For party leadership that insists it won’t negotiate in a shutdown, they seem very interested in offering new ideas — to the media, anyway. James Clyburn became the second member of House Democratic leadership to “freelance” on the shutdown, offering to cough up the $5.7 billion Donald Trump wants … with one catch. He can’t spend it on a border wall:
The No. 3 Democrat in the U.S. House of Representatives floated the idea of ending a partial government shutdown by giving President Donald Trump the $5.7 billion he seeks for border security with Mexico but through various means other than a wall. …
Clyburn’s offer is a significant monetary increase over bills previously passed by Democrats, which included only about $1.3 billion for this year in additional border security, with none of that for a wall.
“Using the figure the president put on the table, if his $5.7 billion is about border security then we see ourselves fulfilling that request, only doing it with what I like to call using a smart wall,” Clyburn said.
When is a wall not a wall? When it’s a “smart wall”! By “smart wall,” Clyburn means no wall at all. He wants to earmark the money for “drones, X-rays, sensors, and more border patrol agents.” The border patrol agents themselves want more barriers, however, because it makes their patrol and defense operations more efficient and effective. Drones might cover hundreds of miles of open frontier, but they don’t block entry, or better yet, discourage the attempts.

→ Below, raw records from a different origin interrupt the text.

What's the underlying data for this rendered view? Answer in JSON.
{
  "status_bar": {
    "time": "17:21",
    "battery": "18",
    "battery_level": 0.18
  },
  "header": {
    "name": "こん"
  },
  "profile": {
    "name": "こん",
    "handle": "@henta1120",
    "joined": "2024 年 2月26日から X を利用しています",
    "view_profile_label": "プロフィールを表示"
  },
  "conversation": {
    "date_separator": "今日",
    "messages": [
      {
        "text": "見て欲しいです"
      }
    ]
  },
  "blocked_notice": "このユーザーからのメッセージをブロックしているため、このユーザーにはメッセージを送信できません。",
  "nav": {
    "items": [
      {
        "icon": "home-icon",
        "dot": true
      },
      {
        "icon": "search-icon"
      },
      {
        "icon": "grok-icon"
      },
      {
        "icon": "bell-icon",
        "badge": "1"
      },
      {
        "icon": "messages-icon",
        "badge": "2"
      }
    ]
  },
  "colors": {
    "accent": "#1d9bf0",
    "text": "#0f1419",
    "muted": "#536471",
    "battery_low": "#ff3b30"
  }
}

Still, between Clyburn and #2 Democrat Steny Hoyer, Trump’s opposition sure has gotten more chatty about negotiating. That would tend to negate the take on the shutdown by Aaron Blake, who sees Trump losing it badly:
Republicans are in almost the same position that forced them to cave those two times (if not worse). That doesn’t mean they will give in again, but it does suggest a dire set of circumstances has forced their hand before. To the extent they stick it out, it will be due to one thing: Trump’s stubbornness. And it risks coming at the type of political cost they very clearly feared in the past. …
What happened in each of those shutdowns? Republicans asked for something extra, and they used the shutdown to push for it. Then the American people blamed them for the shutdown — unambiguously — and they gave up.
Well, Trump doesn’t appear inclined to give up, so that may be one difference. For another, Trump offered a significant deal for Democrats — DACA and TPS extensions, albeit with a highly flawed vehicle for such — in exchange for his ask. Their refusal to negotiate seems to have them on the defensive, with unity breaking down even among Democratic leadership. Pelosi’s telling her caucus not to “freelance” while her #2 and #3 are going public with spitballed counteroffers. That suggests that Democrats don’t see Trump losing badly at this stage, but rather that he’s put them in a tough position where they have to start negotiating to end the shutdown.
Needless to say, Trump’s not going to climb down to take a no-wall deal, especially when he’s got Hoyer admitting that barriers are “part of the solution.” He’s going to keep pressing until Democrats do some real horse-trading.